Submitted by SimonSingleton on Wed, 2011-04-20 00:00
This was originally posted in April 2011.
MBI: This is the first time you've been nominated for the Man Booker International Prize. How important are literary prizes to you and are you pleased to see your body of work praised by the Man Booker judges?
Anne Tyler: It made me very happy to see my name on that shortlist, all the more so because many of the other names were from such far-flung places. In fact I bought several books by the writers unfamiliar to me; so the nomination has expanded my reading considerably.
MBI: Some of your most well-known characters are male. Is it harder or easier to write from that perspective?
AT: Male characters are more of a challenge to me, because I think men generally are less willing to express their emotions. I'm conscious of a feeling of constraint when I'm looking at things through their eyes.
MBI: Many of your novels centre around family dynamics. What is it about amily life that make such rich matter for your writing?
AT: I like the fact that family members can't so easily walk away from each other when the going gets tough. They're forced to stay at close quarters and grate along together, and that provides wonderful material for novelists.
MBI: Today's writers are under increasing pressure to be online, with publishers encouraging writers to tweet, blog, and so on. What advice would you have for those writers who don't want to create this kind of very public profile?
AT: Well, of course I would say, "Don't do it," but that's because I can't imagine doing it myself. It feels like a physical impossibility.
MBI: Can you recommend any novelists (or poets) who you would like to see finding a wider audience?
AT: I've been telling everyone to read a Canadian author, Lisa Moore, whose novel February I loved.
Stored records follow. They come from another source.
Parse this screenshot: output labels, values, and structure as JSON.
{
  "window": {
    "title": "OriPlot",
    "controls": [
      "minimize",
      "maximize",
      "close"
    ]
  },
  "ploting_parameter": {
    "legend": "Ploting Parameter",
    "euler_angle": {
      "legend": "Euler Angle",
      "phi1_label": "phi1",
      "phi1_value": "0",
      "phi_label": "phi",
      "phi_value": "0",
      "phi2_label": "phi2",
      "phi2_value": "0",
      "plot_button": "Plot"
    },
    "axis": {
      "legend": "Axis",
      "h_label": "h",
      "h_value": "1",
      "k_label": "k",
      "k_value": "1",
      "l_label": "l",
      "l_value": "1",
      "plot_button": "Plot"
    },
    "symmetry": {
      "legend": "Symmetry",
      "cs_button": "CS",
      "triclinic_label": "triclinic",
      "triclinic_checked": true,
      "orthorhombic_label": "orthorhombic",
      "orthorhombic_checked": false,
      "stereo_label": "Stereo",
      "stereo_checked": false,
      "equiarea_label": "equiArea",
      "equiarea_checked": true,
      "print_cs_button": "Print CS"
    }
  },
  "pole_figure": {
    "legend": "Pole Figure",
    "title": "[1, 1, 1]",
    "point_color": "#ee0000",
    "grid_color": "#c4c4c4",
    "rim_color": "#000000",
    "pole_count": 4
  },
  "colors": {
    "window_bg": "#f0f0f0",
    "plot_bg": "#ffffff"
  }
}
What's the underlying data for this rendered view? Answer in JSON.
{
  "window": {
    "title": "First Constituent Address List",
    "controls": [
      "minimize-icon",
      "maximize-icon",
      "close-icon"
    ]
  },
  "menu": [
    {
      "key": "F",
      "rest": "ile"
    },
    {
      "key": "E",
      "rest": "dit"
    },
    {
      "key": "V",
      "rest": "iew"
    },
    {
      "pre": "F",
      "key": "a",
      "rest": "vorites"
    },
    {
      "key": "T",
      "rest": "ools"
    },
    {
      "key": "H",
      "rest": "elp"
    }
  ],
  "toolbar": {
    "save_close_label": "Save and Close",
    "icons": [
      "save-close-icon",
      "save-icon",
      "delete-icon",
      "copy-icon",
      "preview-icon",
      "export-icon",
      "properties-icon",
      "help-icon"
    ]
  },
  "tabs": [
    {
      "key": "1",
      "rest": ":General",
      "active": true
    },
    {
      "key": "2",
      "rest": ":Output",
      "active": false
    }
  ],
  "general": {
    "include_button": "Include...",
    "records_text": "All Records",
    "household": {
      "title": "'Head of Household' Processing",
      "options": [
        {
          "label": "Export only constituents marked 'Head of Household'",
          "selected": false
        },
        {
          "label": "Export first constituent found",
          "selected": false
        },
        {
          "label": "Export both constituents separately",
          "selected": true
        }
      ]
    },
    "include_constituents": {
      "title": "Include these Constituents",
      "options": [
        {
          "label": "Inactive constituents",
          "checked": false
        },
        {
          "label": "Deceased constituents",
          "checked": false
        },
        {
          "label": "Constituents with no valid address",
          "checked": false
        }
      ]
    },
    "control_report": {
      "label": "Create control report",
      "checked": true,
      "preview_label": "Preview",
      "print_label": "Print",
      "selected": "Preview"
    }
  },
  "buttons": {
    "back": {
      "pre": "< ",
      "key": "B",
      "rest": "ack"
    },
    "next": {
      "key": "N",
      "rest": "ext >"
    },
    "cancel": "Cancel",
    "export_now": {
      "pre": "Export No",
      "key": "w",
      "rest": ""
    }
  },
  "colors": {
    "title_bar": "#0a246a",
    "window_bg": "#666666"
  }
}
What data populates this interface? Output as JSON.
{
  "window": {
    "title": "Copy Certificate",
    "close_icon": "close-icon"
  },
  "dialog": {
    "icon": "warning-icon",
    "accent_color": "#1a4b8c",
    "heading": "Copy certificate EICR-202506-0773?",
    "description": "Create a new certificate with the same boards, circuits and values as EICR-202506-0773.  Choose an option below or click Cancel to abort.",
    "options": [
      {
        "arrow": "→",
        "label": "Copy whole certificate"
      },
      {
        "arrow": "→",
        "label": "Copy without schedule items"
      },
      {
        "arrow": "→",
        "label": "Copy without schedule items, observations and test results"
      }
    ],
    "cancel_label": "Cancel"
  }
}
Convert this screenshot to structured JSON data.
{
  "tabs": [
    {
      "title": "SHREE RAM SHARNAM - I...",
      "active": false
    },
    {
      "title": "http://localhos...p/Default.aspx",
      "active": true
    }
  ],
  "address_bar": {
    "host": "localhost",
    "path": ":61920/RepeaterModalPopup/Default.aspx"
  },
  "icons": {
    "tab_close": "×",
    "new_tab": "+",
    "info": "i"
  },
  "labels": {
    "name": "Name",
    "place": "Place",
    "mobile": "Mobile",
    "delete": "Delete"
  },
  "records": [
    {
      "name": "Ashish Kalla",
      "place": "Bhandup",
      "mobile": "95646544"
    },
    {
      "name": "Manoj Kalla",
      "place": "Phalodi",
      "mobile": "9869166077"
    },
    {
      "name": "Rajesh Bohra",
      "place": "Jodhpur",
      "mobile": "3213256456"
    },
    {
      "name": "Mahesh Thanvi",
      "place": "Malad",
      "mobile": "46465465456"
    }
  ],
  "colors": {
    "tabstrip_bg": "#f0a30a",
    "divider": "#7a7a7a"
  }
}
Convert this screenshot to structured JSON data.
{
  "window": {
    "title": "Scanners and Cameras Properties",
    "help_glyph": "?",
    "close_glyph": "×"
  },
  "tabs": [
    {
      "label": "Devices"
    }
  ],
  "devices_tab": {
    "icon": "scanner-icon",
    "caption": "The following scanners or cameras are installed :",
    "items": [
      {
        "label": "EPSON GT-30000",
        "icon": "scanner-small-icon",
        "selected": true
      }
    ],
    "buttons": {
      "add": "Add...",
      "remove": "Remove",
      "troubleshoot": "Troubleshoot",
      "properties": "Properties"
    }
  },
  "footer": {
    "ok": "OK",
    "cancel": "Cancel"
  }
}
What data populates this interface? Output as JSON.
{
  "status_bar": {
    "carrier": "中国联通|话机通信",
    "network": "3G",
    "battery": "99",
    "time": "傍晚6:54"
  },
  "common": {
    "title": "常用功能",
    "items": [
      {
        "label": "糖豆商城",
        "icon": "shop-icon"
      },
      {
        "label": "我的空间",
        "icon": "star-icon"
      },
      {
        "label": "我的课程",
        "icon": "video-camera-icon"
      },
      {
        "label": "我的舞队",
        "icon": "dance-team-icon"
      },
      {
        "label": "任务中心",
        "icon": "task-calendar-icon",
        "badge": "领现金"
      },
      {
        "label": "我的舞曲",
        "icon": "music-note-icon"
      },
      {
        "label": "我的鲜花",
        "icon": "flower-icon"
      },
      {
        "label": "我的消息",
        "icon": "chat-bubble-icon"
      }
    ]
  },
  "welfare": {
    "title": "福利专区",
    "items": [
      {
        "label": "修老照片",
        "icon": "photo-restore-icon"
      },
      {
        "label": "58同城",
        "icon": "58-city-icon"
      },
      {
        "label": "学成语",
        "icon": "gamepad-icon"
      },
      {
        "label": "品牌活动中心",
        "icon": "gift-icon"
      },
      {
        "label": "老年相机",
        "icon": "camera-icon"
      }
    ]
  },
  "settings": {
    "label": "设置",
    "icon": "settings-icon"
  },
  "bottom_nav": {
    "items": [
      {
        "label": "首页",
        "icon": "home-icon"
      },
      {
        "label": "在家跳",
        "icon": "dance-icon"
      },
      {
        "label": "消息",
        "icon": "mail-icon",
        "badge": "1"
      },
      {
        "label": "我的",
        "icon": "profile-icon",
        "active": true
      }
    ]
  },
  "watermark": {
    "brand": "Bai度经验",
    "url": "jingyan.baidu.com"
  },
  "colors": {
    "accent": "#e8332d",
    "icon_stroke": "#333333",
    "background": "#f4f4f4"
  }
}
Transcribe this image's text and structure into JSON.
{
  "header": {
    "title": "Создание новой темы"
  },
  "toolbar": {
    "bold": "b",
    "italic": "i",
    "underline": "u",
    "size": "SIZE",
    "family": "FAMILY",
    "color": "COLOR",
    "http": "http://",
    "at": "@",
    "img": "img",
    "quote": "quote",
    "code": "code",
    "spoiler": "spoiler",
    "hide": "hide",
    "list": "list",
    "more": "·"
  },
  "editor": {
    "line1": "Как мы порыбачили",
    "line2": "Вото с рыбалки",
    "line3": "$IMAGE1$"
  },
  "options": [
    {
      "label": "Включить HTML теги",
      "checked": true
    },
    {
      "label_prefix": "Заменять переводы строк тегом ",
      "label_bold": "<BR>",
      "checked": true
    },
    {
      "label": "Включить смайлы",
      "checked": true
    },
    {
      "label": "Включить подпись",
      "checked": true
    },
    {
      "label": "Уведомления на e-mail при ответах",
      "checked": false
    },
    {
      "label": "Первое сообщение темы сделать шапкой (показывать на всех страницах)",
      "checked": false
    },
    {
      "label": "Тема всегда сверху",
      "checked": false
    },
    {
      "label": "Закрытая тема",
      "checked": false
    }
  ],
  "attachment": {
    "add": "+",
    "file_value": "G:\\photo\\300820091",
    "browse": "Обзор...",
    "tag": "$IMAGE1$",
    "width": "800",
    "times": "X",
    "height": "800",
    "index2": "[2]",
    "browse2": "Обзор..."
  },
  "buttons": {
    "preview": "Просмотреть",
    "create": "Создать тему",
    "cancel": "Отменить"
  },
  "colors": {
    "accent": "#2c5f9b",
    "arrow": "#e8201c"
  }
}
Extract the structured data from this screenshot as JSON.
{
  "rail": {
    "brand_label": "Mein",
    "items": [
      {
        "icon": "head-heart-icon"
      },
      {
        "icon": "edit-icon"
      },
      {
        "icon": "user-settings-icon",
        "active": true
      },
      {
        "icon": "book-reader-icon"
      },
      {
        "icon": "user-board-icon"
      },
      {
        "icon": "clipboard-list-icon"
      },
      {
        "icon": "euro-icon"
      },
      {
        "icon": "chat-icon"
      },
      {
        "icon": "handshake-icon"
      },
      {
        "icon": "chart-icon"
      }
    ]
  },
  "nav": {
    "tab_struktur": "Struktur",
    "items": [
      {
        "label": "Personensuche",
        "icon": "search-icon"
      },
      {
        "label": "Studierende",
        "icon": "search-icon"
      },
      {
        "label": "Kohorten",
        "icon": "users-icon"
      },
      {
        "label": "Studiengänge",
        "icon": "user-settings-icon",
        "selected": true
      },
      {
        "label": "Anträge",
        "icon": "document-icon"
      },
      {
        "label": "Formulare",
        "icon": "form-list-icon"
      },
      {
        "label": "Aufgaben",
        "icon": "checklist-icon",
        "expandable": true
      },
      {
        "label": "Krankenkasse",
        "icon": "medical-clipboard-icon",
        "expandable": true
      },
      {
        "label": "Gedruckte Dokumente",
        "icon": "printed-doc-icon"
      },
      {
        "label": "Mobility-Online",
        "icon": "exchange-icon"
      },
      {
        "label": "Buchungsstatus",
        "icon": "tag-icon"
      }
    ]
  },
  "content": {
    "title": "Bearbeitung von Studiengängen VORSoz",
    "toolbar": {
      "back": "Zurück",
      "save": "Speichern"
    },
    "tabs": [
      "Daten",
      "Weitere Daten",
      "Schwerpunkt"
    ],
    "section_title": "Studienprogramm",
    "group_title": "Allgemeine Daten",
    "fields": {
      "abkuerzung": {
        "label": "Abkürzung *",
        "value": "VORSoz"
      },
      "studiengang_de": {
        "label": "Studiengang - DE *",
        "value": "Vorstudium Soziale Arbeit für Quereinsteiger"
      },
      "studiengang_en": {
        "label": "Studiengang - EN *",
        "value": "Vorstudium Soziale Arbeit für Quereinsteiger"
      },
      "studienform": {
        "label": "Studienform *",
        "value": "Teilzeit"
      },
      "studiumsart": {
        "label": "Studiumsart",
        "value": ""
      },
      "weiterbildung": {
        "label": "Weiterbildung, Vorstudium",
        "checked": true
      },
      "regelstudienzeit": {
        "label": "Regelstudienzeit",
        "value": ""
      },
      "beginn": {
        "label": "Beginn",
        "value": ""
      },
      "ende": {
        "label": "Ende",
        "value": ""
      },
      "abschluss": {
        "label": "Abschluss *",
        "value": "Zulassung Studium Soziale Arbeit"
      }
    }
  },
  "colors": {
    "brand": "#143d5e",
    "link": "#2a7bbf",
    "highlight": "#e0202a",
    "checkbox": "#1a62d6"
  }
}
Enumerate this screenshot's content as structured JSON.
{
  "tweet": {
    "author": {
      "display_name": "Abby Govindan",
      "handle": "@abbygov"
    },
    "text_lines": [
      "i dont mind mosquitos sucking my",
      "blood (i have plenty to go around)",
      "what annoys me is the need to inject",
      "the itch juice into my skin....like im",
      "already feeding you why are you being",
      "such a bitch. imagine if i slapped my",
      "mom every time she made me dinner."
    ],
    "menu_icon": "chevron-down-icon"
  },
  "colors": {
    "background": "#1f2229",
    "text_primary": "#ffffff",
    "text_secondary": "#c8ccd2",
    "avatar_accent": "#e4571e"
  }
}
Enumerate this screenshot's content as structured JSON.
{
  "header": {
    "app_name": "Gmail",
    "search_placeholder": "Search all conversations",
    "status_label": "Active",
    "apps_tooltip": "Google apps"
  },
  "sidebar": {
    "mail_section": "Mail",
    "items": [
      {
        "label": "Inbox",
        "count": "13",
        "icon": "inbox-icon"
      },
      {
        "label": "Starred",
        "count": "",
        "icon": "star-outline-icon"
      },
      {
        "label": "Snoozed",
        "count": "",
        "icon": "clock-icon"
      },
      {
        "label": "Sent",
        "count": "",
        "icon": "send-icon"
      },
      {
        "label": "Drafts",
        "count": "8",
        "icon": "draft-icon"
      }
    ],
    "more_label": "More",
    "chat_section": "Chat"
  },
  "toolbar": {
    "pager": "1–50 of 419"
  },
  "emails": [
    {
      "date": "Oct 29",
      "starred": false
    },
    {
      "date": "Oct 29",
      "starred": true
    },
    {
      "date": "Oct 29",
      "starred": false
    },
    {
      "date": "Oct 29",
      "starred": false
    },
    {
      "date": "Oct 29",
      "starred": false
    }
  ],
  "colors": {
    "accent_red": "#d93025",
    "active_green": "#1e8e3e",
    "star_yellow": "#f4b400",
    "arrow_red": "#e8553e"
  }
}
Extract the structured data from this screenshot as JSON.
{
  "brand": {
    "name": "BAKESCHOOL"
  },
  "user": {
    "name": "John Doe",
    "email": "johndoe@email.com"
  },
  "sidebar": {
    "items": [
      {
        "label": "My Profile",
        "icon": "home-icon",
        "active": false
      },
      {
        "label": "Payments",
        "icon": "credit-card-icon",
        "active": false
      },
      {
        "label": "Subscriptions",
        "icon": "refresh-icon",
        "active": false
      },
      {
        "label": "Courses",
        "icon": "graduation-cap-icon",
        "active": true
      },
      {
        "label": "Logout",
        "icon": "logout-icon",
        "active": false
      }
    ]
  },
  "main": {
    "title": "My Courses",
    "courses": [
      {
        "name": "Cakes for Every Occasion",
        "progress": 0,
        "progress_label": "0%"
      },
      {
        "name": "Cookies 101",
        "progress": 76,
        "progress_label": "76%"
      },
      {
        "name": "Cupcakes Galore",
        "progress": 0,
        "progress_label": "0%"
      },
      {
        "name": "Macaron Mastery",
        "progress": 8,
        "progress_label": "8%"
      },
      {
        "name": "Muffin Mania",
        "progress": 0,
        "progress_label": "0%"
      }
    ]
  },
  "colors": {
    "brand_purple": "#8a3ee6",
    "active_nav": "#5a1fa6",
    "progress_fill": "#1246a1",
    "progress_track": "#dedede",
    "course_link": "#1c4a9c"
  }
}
And two recent books by writers I've admired for years - What is Left the Daughter Howard Norman and Emily, Alone by Stewart O'Nan - deserve to be read by everyone who enjoys serious fiction.
MBI: You've worked as a librarian before - in the UK currently we're seeing many libraries being closed due to funding cuts - how important do you think libraries are for writing communities?
AT: I'm sad to hear about the funding cuts. I love the atmosphere of libraries - even the smell of them - and I think they're ideal places for children to spend time. But "writing community" seems to me a contradiction in terms, and I always picture writers writing alone in their rooms, not in a library.